=== WHAT IS NEEDED ===
Below are records; report the number of lines among them that include the word "this", and nothing further.

• • • • •

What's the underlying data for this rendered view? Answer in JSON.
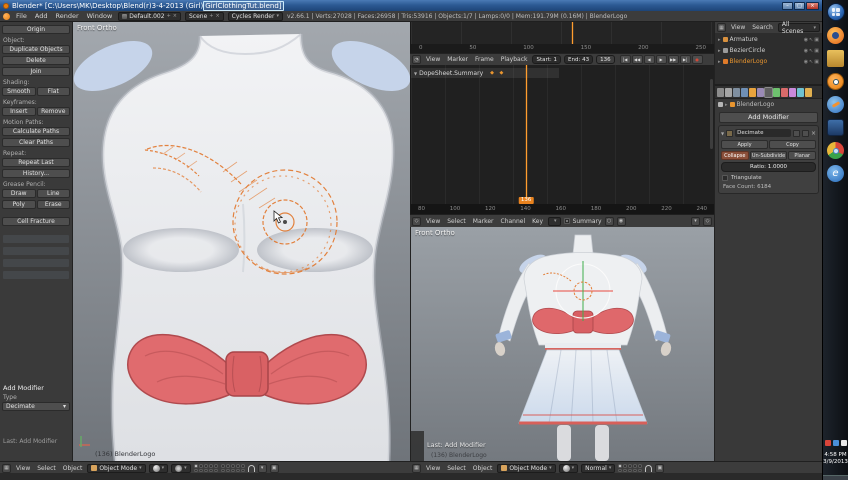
{
  "titlebar": {
    "title_prefix": "Blender* [C:\\Users\\MK\\Desktop\\Blend(r)3-4-2013 (Girl)",
    "title_highlight": "GirlClothingTut.blend]",
    "minimize": "–",
    "maximize": "□",
    "close": "×"
  },
  "infobar": {
    "menus": [
      "File",
      "Add",
      "Render",
      "Window"
    ],
    "layout": "Default.002",
    "scene": "Scene",
    "engine": "Cycles Render",
    "stats": "v2.66.1 | Verts:27028 | Faces:26958 | Tris:53916 | Objects:1/7 | Lamps:0/0 | Mem:191.79M (0.16M) | BlenderLogo"
  },
  "toolshelf": {
    "origin": "Origin",
    "object_label": "Object:",
    "duplicate": "Duplicate Objects",
    "delete": "Delete",
    "join": "Join",
    "shading_label": "Shading:",
    "smooth": "Smooth",
    "flat": "Flat",
    "keyframes_label": "Keyframes:",
    "insert": "Insert",
    "remove": "Remove",
    "motion_label": "Motion Paths:",
    "calculate": "Calculate Paths",
    "clear": "Clear Paths",
    "repeat_label": "Repeat:",
    "repeat_last": "Repeat Last",
    "history": "History...",
    "grease_label": "Grease Pencil:",
    "draw": "Draw",
    "line": "Line",
    "poly": "Poly",
    "erase": "Erase",
    "cell_fracture": "Cell Fracture",
    "redo_title": "Add Modifier",
    "type_label": "Type",
    "type_value": "Decimate",
    "last_op": "Last: Add Modifier"
  },
  "viewport_main": {
    "label": "Front Ortho",
    "info": "(136) BlenderLogo"
  },
  "timeline": {
    "ticks": [
      "0",
      "50",
      "100",
      "150",
      "200",
      "250"
    ],
    "menus": [
      "View",
      "Marker",
      "Frame",
      "Playback"
    ],
    "start": "Start: 1",
    "end": "End: 43",
    "frame": "136",
    "playback": [
      "|◀",
      "◀◀",
      "◀",
      "▶",
      "▶▶",
      "▶|"
    ]
  },
  "dopesheet": {
    "channel": "DopeSheet.Summary",
    "keys": "◆ ◆",
    "ticks": [
      "80",
      "100",
      "120",
      "140",
      "160",
      "180",
      "200",
      "220",
      "240"
    ],
    "marker": "136",
    "menus": [
      "View",
      "Select",
      "Marker",
      "Channel",
      "Key"
    ],
    "mode": "DopeSheet",
    "summary": "Summary"
  },
  "viewport_second": {
    "label": "Front Ortho",
    "last_op": "Last: Add Modifier",
    "info": "(136) BlenderLogo"
  },
  "outliner": {
    "view": "View",
    "search": "Search",
    "scenes": "All Scenes",
    "items": [
      {
        "label": "Armature"
      },
      {
        "label": "BezierCircle"
      },
      {
        "label": "BlenderLogo"
      }
    ]
  },
  "properties": {
    "breadcrumb": "BlenderLogo",
    "add_modifier": "Add Modifier",
    "modifier_name": "Decimate",
    "apply": "Apply",
    "copy": "Copy",
    "collapse": "Collapse",
    "unsubdivide": "Un-Subdivide",
    "planar": "Planar",
    "ratio": "Ratio: 1.0000",
    "triangulate": "Triangulate",
    "face_count": "Face Count: 6184"
  },
  "bottombar": {
    "left_menus": [
      "View",
      "Select",
      "Object"
    ],
    "left_mode": "Object Mode",
    "right_menus": [
      "View",
      "Select",
      "Object"
    ],
    "right_mode": "Object Mode",
    "orientation": "Normal"
  },
  "taskbar": {
    "time": "4:58 PM",
    "date": "3/9/2013",
    "ie_glyph": "e"
  },
  "icons": {
    "dropdown": "▾",
    "expand": "▸",
    "collapse": "▼",
    "close": "×",
    "plus": "+",
    "check": "✓",
    "eye": "◉",
    "cursor": "↖",
    "camera": "▣",
    "grid": "▦",
    "clock": "◔",
    "key": "◇",
    "ghost": "○",
    "record": "●"
  },
  "colors": {
    "accent_orange": "#e87d0d",
    "bow_red": "#e06b6e",
    "skirt_blue": "#ccdaec"
  }
}
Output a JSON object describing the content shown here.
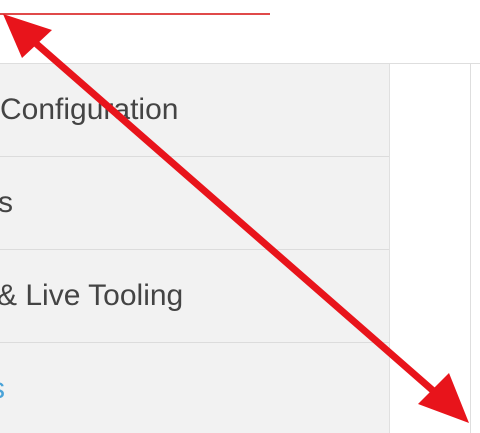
{
  "menu": {
    "items": [
      {
        "label": " Configuration"
      },
      {
        "label": "s"
      },
      {
        "label": "& Live Tooling"
      },
      {
        "label": "s"
      }
    ]
  },
  "annotation": {
    "arrow_color": "#e8141b",
    "accent_underline_color": "#e04a4a"
  }
}
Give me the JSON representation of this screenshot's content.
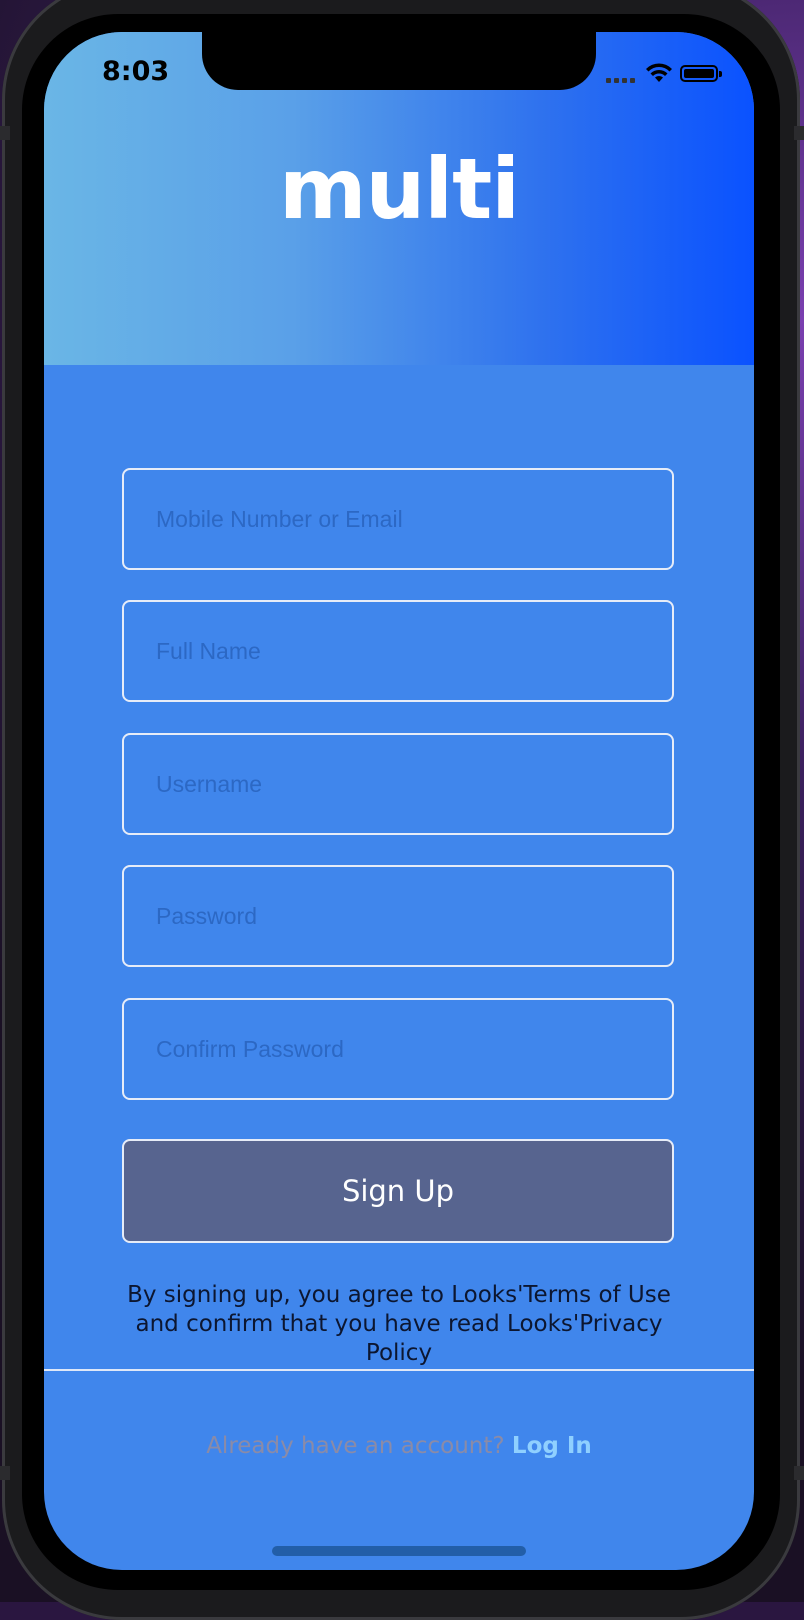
{
  "status_bar": {
    "time": "8:03"
  },
  "app": {
    "logo": "multi"
  },
  "form": {
    "fields": [
      {
        "placeholder": "Mobile Number or Email",
        "value": ""
      },
      {
        "placeholder": "Full Name",
        "value": ""
      },
      {
        "placeholder": "Username",
        "value": ""
      },
      {
        "placeholder": "Password",
        "value": ""
      },
      {
        "placeholder": "Confirm Password",
        "value": ""
      }
    ],
    "submit_label": "Sign Up",
    "terms_text": "By signing up, you agree to Looks'Terms of Use and confirm that you have read Looks'Privacy Policy"
  },
  "footer": {
    "prompt": "Already have an account?",
    "login_label": "Log In"
  },
  "colors": {
    "background": "#4086ec",
    "header_gradient_start": "#6ab6e6",
    "header_gradient_end": "#0a52ff",
    "button": "#57648f",
    "link": "#8fd0ff"
  }
}
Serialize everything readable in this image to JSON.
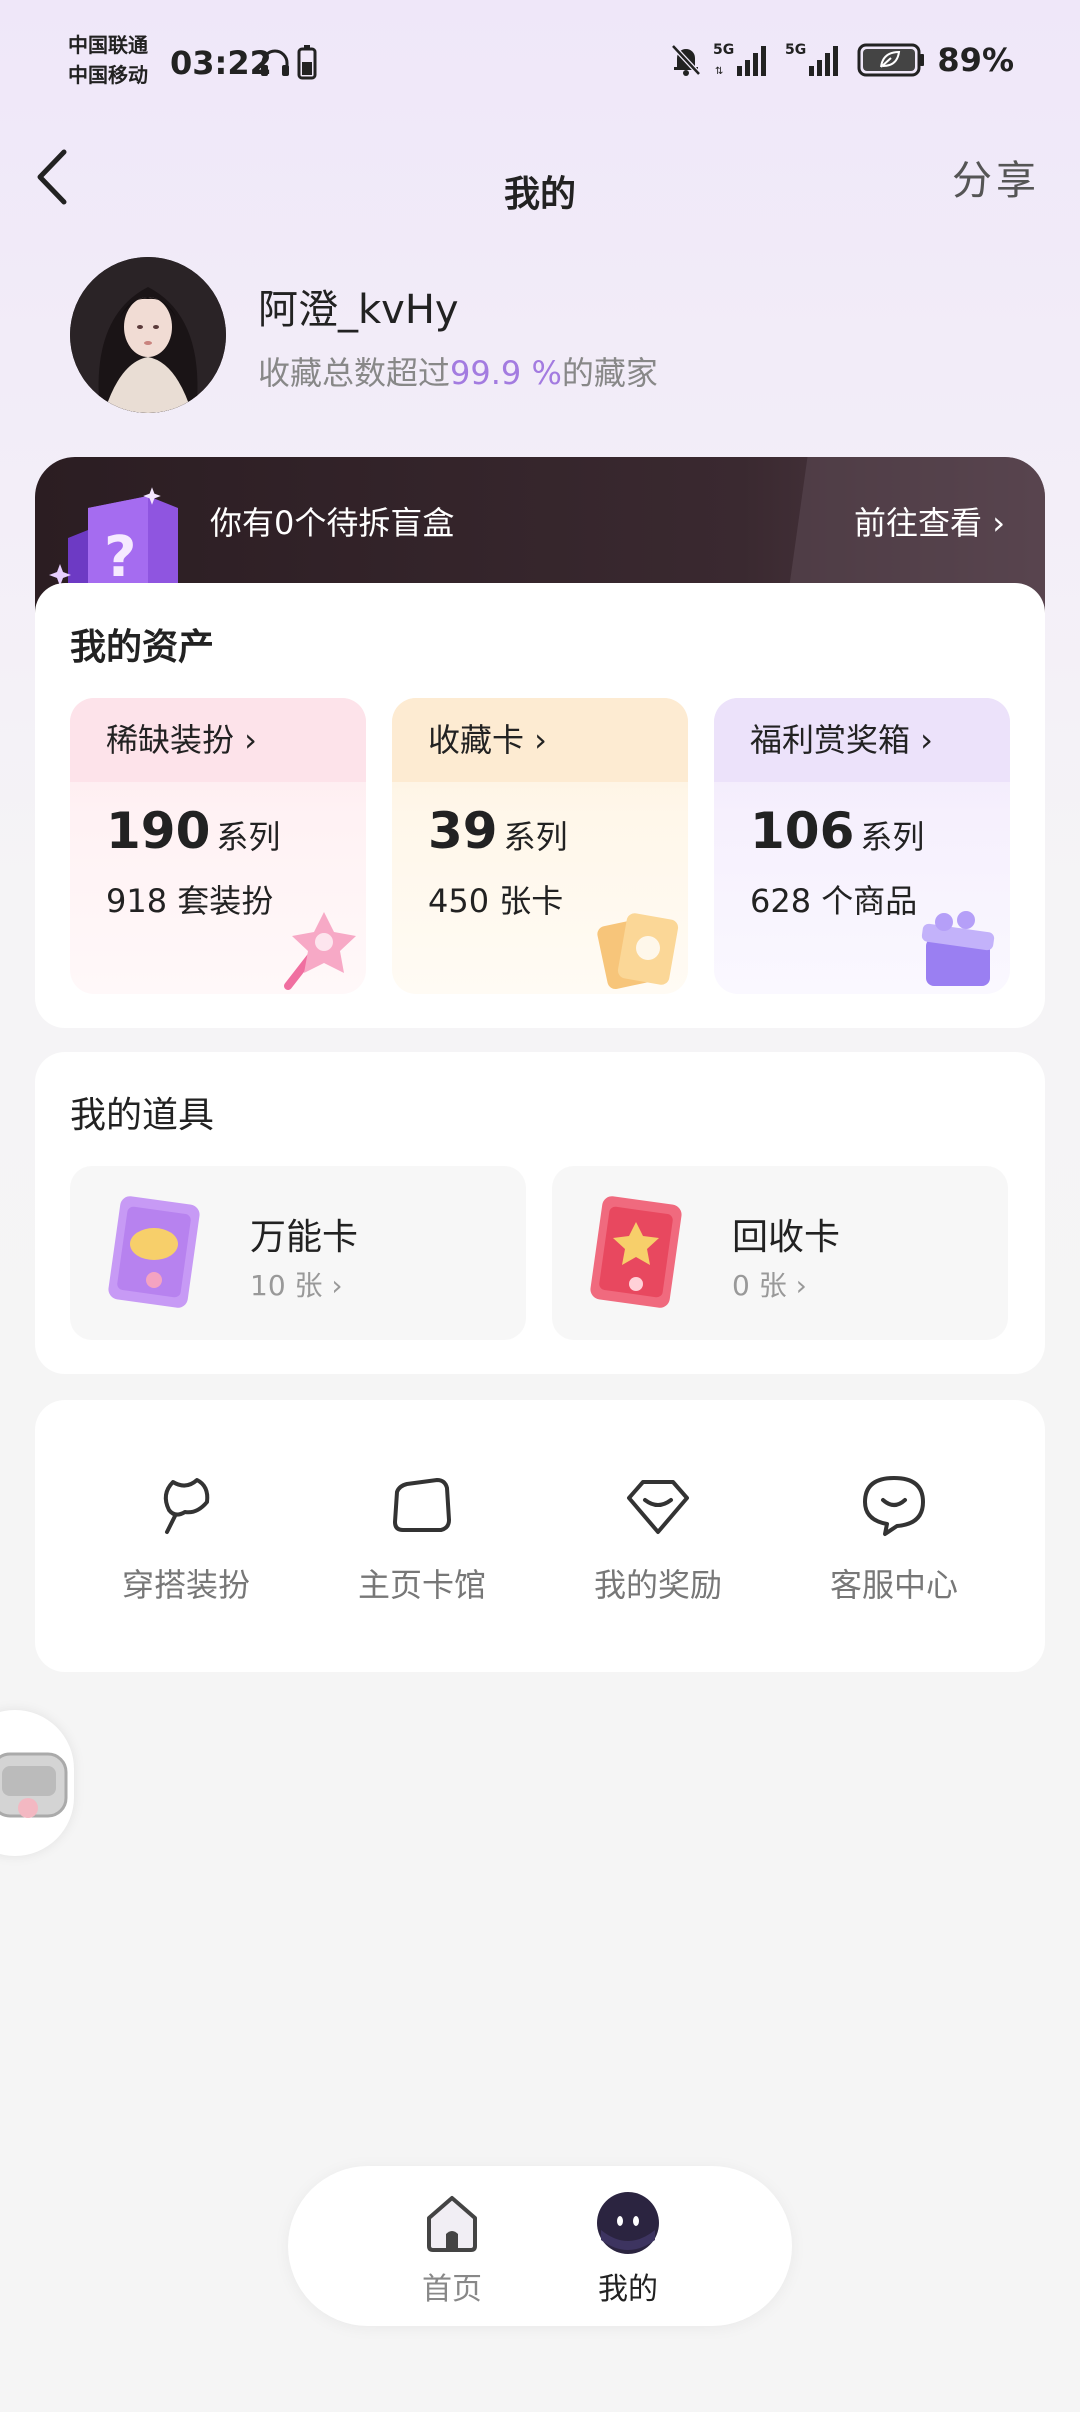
{
  "status_bar": {
    "carrier1": "中国联通",
    "carrier2": "中国移动",
    "time": "03:22",
    "battery": "89%",
    "icons": [
      "headphone-icon",
      "battery-small-icon",
      "mute-bell-icon",
      "signal-5g-icon",
      "signal-5g-icon",
      "battery-icon"
    ]
  },
  "header": {
    "title": "我的",
    "share": "分享",
    "back_icon": "chevron-left-icon"
  },
  "profile": {
    "username": "阿澄_kvHy",
    "collector_prefix": "收藏总数超过",
    "collector_percent": "99.9 %",
    "collector_suffix": "的藏家"
  },
  "blind_box": {
    "text": "你有0个待拆盲盒",
    "link": "前往查看 ›",
    "icon": "mystery-box-icon"
  },
  "assets": {
    "title": "我的资产",
    "tiles": [
      {
        "label": "稀缺装扮 ›",
        "count": "190",
        "unit": "系列",
        "sub": "918 套装扮",
        "icon": "star-wand-icon"
      },
      {
        "label": "收藏卡 ›",
        "count": "39",
        "unit": "系列",
        "sub": "450 张卡",
        "icon": "cards-icon"
      },
      {
        "label": "福利赏奖箱 ›",
        "count": "106",
        "unit": "系列",
        "sub": "628 个商品",
        "icon": "gift-box-icon"
      }
    ]
  },
  "props": {
    "title": "我的道具",
    "items": [
      {
        "name": "万能卡",
        "count": "10 张 ›",
        "icon": "universal-card-icon"
      },
      {
        "name": "回收卡",
        "count": "0 张 ›",
        "icon": "recycle-card-icon"
      }
    ]
  },
  "menu": {
    "items": [
      {
        "label": "穿搭装扮",
        "icon": "outfit-icon"
      },
      {
        "label": "主页卡馆",
        "icon": "card-hall-icon"
      },
      {
        "label": "我的奖励",
        "icon": "reward-icon"
      },
      {
        "label": "客服中心",
        "icon": "customer-service-icon"
      }
    ]
  },
  "bottom_nav": {
    "items": [
      {
        "label": "首页",
        "icon": "home-icon",
        "active": false
      },
      {
        "label": "我的",
        "icon": "profile-face-icon",
        "active": true
      }
    ]
  },
  "colors": {
    "accent_purple": "#a37be0",
    "banner_dark": "#2b1d22"
  }
}
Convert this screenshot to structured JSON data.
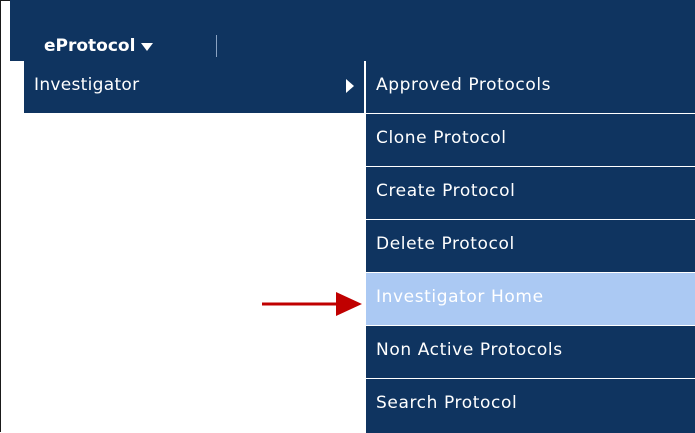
{
  "app": {
    "menu_title": "eProtocol"
  },
  "level1": {
    "item_label": "Investigator"
  },
  "level2": {
    "items": [
      {
        "label": "Approved Protocols"
      },
      {
        "label": "Clone Protocol"
      },
      {
        "label": "Create Protocol"
      },
      {
        "label": "Delete Protocol"
      },
      {
        "label": "Investigator Home"
      },
      {
        "label": "Non Active Protocols"
      },
      {
        "label": "Search Protocol"
      }
    ],
    "highlighted_index": 4
  },
  "icons": {
    "menu_caret": "chevron-down-icon",
    "submenu_arrow": "chevron-right-icon",
    "annotation_arrow": "arrow-right-icon"
  },
  "colors": {
    "menu_bg": "#0f3460",
    "highlight_bg": "#abc9f3",
    "annotation_arrow": "#c00000"
  }
}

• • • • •

=== TASK OUTPUT ===
4